Budget 2021 – The big freeze
We are back to spring Budgets despite Hammond’s wish that it would move to autumn. I only mention this as today’s was a Budget that is just coming out of winter and there are freezing temperatures throughout it; Inheritance Tax (IHT) thresholds frozen, Lifetime Allowance frozen and, after a small increase in April, some Income Tax allowances will be frozen until 2026.
The frost hits some parts of businesses as well with the rate holiday continuing. But perhaps the Chancellor sees some good weather ahead by thawing corporation tax levels, which are increasing to 25% for larger businesses from 2023.
Capital Gains Tax (CGT) allowances remain unchanged, as well as pension tax relief and tax-free cash. But overall, how will today’s announcements impact your personal finances?

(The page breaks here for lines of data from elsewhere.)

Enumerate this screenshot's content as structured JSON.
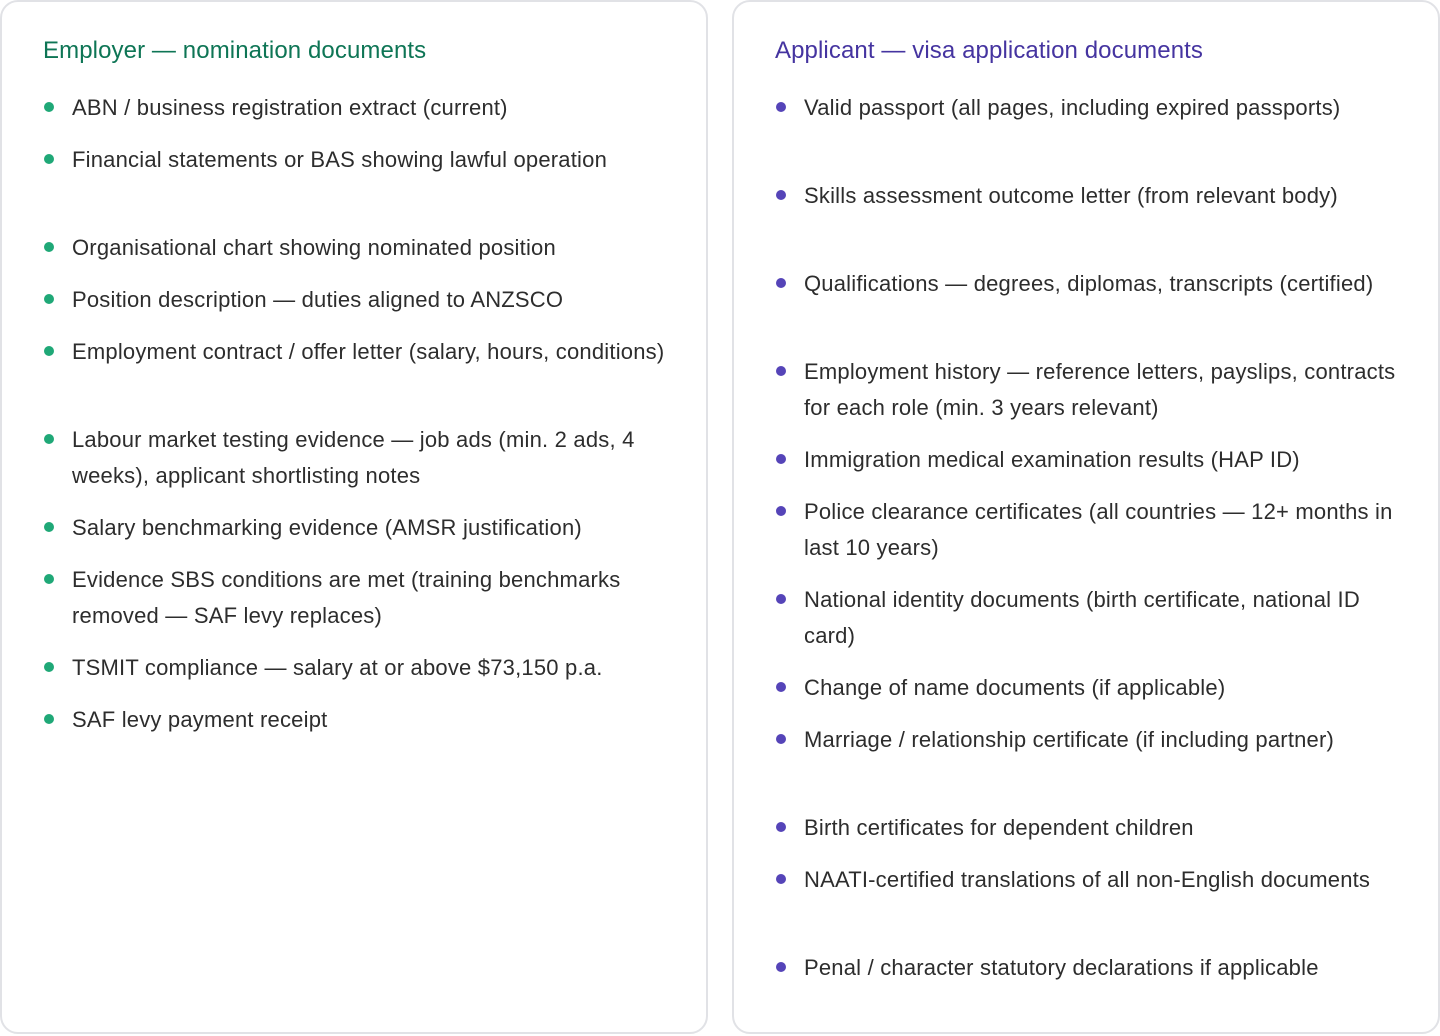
{
  "employer": {
    "title": "Employer — nomination documents",
    "accent_color": "#0e7555",
    "bullet_color": "#1fa877",
    "items": [
      "ABN / business registration extract (current)",
      "Financial statements or BAS showing lawful operation",
      "Organisational chart showing nominated position",
      "Position description — duties aligned to ANZSCO",
      "Employment contract / offer letter (salary, hours, conditions)",
      "Labour market testing evidence — job ads (min. 2 ads, 4 weeks), applicant shortlisting notes",
      "Salary benchmarking evidence (AMSR justification)",
      "Evidence SBS conditions are met (training benchmarks removed — SAF levy replaces)",
      "TSMIT compliance — salary at or above $73,150 p.a.",
      "SAF levy payment receipt"
    ]
  },
  "applicant": {
    "title": "Applicant — visa application documents",
    "accent_color": "#4534a0",
    "bullet_color": "#5544b8",
    "items": [
      "Valid passport (all pages, including expired passports)",
      "Skills assessment outcome letter (from relevant body)",
      "Qualifications — degrees, diplomas, transcripts (certified)",
      "Employment history — reference letters, payslips, contracts for each role (min. 3 years relevant)",
      "Immigration medical examination results (HAP ID)",
      "Police clearance certificates (all countries — 12+ months in last 10 years)",
      "National identity documents (birth certificate, national ID card)",
      "Change of name documents (if applicable)",
      "Marriage / relationship certificate (if including partner)",
      "Birth certificates for dependent children",
      "NAATI-certified translations of all non-English documents",
      "Penal / character statutory declarations if applicable"
    ]
  }
}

Although sticking to their manifesto pledge that Income Tax, VAT and National Insurance will not increase, freezing your tax-free personal allowance at £12,570 for 4 years is being described as a stealth tax. Effectively, as average wages increase over time, less of your income will be tax-free.
Similarly, the standard Lifetime Allowance will remain at its current level of £1,073,100, instead of increasing every year in line with inflation. This means that once you withdraw more than the allowance from your pension, you will be taxed at 25% or 55% on the excess, depending on whether the withdrawals are taken as income or a lump sum.
Maybe a nice problem to have, a pension worth over £1m, but for those in a Final Salary Pension Scheme (most commonly those in the public sector), having a pension pot valued at £1,073,100 in Lifetime Allowance terms is an annual pension income of £53,655 per year. Therefore, the high earning doctors who have already battled with pension legislation regarding payments into their NHS pension (the tapered annual allowance), are likely to be impacted when they draw from their pension as well.
There were calls for wholesale changes to IHT legislation, which seem to have been put on ice for now. However, as the IHT-free ‘nil-rate band’ (£325,000) and ‘residence nil rate band’ (£175,000) will not benefit from the promised annual inflation uplift for the next few years, as asset prices increase, more of your estate may be taxable on death.
We may have come out of a cold harsh winter economically, hence the freezing temperatures. But this is a Budget that hopes the warm front on the horizon continues its path to the UK.
Tax rules are subject to change and taxation will vary depending on individual circumstances. Please consult a financial professional before making any investment decisions.